In myths the very act of speaking can have direct physical impact on the mythic world.
Let there be light: and there was light.
This got me wondering, does the creative power of words extend outside of myth as well. Is the pen mightier than the sword or can sticks and stones can break my bones but words never hurt me? I started looking for ways in which language has real physical effects in the world.
- Street signs can make the difference between a safe trip and an accident.
- The presence or absence of a logo can change our decision whether or not to buy a product.
- Math allows us to predict the outcome of events we can’t witness with our own eyes.
- Symbols on maps allow us to traverse unfamiliar landscapes.
- Dots arranged on lines can show a musician how to play a song she or he has never heard.
- On a computer, whole worlds can be modeled in ones and zeros for anything from predicting weather patterns to playing games.
Another example of words affecting the physical world is through law. Laws are especially interesting to me because unlike math, which attempts to describe natural occurrences, laws are documents of human creation. Because of laws, people can be fined, imprisoned, or even killed for not adhering to particular standards and behaving in certain ways.
Why do we obey laws? If you jump up, gravity will pull you down every time, but if you steal something you may or may not be caught and punished. The power of a law is contingent on collective social actions to arrest, convict, and punish people who break them. No one needs to enforce gravity.
One idea I explore in this series is how the power of language is connected to the power of nature. Why do we describe both natural occurrences like gravity and our own social stigmas with same word? Philosophers going back to Plato have attempted to describe human nature in terms of natural law, which claims that the moral standards which govern human behavior are, in some way, objectively derived from nature.
The word “code” (as in a legal code) comes from the Latin word “codex” which means “book” because laws come from books. “Codex” also means “tree” because books used to be made from thinly sliced pieces of wood. Etymologically, law and trees come from the same place. Law and trees are also connected through myth. In Norse mythology, Odin sacrifices himself on the world tree Yggdrasil in order to gain wisdom. In Judeo-Christian mythology, a tree is origin of knowledge of good and evil.
Perhaps the reason for this connection is that in order for a law to be effective it needs mass public support. It must seem indisputable. What is more unquestionable and universal than the natural world? By connecting laws to nature we liken them to inevitable conditions, like day and night. We always fall when we jump. We always stop for red lights.
Language not only derives some of its authoritative weight from the natural world, it also informs our perception of nature. The word “nature” comes from the Latin word “nascori” which means to be born. We use this word to refer to our environment as we understand it scientifically, but also to refer to a philosophical idea that is often used in opposition to human action: Nature vs. Nurture, Man vs. Nature, Art vs. Nature, Human Progress vs. Nature. In these oppositions, nature is posited as the baseline which human action seeks to extend or overcome. However, if the writer wishes to define “art” he or she must also define “nature.” Both are oppositions are constructed for the purpose of the argument.

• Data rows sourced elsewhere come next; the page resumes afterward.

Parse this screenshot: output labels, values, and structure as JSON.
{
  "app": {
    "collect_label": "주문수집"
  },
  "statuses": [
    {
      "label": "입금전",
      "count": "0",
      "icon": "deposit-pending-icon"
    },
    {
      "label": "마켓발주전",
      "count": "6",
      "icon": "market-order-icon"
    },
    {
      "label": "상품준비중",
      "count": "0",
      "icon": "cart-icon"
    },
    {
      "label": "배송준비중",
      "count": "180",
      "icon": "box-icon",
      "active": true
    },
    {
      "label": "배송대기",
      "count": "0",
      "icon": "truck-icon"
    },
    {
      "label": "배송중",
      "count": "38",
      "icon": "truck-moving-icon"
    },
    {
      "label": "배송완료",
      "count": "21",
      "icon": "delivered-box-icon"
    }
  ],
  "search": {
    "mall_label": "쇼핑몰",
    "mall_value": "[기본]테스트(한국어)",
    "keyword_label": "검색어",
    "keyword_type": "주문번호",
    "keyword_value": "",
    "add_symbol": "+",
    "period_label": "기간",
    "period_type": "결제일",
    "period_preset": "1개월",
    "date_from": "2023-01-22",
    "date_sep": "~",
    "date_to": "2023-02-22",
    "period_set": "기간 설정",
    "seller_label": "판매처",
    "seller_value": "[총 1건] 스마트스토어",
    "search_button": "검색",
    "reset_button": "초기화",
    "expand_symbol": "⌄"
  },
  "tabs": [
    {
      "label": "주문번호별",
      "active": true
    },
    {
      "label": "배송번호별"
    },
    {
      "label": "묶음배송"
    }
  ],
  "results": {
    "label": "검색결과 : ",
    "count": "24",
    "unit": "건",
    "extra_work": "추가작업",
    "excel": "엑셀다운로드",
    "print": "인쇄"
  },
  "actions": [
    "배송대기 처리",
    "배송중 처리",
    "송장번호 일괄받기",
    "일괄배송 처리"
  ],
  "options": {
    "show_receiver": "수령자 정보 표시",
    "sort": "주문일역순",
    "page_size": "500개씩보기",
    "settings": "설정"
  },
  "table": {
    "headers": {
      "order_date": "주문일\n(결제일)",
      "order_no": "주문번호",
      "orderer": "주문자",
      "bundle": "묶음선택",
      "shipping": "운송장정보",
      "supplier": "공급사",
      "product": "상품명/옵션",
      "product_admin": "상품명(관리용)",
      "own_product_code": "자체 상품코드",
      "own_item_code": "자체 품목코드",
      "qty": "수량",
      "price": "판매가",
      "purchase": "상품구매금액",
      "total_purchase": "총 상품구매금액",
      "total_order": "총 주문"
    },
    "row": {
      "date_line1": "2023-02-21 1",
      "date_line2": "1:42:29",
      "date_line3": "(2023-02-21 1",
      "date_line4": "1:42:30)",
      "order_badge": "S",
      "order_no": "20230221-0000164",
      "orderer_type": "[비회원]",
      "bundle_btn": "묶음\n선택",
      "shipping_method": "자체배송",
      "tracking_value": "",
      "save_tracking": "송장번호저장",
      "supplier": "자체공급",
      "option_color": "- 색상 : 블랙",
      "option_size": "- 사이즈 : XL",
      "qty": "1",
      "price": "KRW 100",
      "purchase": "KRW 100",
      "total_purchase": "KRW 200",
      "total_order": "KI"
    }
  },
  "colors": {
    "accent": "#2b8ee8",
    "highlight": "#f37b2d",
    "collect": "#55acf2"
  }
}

The idea of language and nature opposing but also creating each other threads throughout this series. Visually, this is expressed through the use of text as pattern. Written language has two elements: content and appearance. If we see a foreign language written out we don’t need to be able to read the language in order to recognize that it is one. We recognize a newspaper regardless of what language it’s in, and we can infer that it contains information on recent events. Likewise, if we see a sheet of music, we assume that it represents a song even if we can’t read music. If we see a map, we know it represents a place even if we have never been there. The image of text can evoke an idea even when we can’t access its content.
Language is a human creation and thus inherently biased. The sheer quantity of written and verbal communication that we encounter every day necessitates that we have visual cues to tell us help us categorize and prioritize the content we are receiving. However, these cues need to be evaluated from time to time to make sure we can still trust them. In The Nature of Language, I use the appearance of written words to play with the viewer’s expectation. From a distance the viewer may see something that looks readable. However, the content doesn’t materialize on closer inspection leaving the viewer with his or her expectations, to question where they came from perhaps, and to consider whether or not they are dependable.